Every entry here should be copied exactly.

── The input ──

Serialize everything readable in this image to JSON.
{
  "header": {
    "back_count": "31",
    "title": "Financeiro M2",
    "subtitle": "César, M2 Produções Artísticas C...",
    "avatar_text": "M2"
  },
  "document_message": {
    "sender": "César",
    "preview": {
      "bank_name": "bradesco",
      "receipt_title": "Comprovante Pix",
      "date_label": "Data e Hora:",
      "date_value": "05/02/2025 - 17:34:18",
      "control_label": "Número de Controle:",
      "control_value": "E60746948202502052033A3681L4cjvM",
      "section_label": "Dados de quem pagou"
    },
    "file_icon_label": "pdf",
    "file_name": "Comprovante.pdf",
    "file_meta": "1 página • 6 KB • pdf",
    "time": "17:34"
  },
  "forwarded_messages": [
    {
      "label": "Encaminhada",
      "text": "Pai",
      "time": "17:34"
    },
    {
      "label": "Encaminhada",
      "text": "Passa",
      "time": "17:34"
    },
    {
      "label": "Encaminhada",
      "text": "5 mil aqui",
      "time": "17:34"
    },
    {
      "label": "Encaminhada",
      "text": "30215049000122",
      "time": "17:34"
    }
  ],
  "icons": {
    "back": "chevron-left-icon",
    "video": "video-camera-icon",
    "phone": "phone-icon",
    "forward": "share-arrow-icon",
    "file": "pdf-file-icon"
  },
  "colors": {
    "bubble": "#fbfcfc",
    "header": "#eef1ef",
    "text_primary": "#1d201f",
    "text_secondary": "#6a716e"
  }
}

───

* Answer for this exercise *
Serialize everything readable in this image to JSON.
{
  "header": {
    "back_count": "31",
    "title": "Financeiro M2",
    "subtitle": "César, M2 Produções Artísticas C...",
    "avatar_text": "M2"
  },
  "document_message": {
    "sender": "César",
    "preview": {
      "bank_name": "bradesco",
      "receipt_title": "Comprovante Pix",
      "date_label": "Data e Hora:",
      "date_value": "05/02/2025 - 17:34:18",
      "control_label": "Número de Controle:",
      "control_value": "E60746948202502052033A3681L4cjvM",
      "section_label": "Dados de quem pagou"
    },
    "file_icon_label": "pdf",
    "file_name": "Comprovante.pdf",
    "file_meta": "1 página • 6 KB • pdf",
    "time": "17:34"
  },
  "forwarded_messages": [
    {
      "label": "Encaminhada",
      "text": "Pai",
      "time": "17:34"
    },
    {
      "label": "Encaminhada",
      "text": "Passa",
      "time": "17:34"
    },
    {
      "label": "Encaminhada",
      "text": "5 mil aqui",
      "time": "17:34"
    },
    {
      "label": "Encaminhada",
      "text": "30215049000122",
      "time": "17:34"
    }
  ],
  "icons": {
    "back": "chevron-left-icon",
    "video": "video-camera-icon",
    "phone": "phone-icon",
    "forward": "share-arrow-icon",
    "file": "pdf-file-icon"
  },
  "colors": {
    "bubble": "#fbfcfc",
    "header": "#eef1ef",
    "text_primary": "#1d201f",
    "text_secondary": "#6a716e"
  }
}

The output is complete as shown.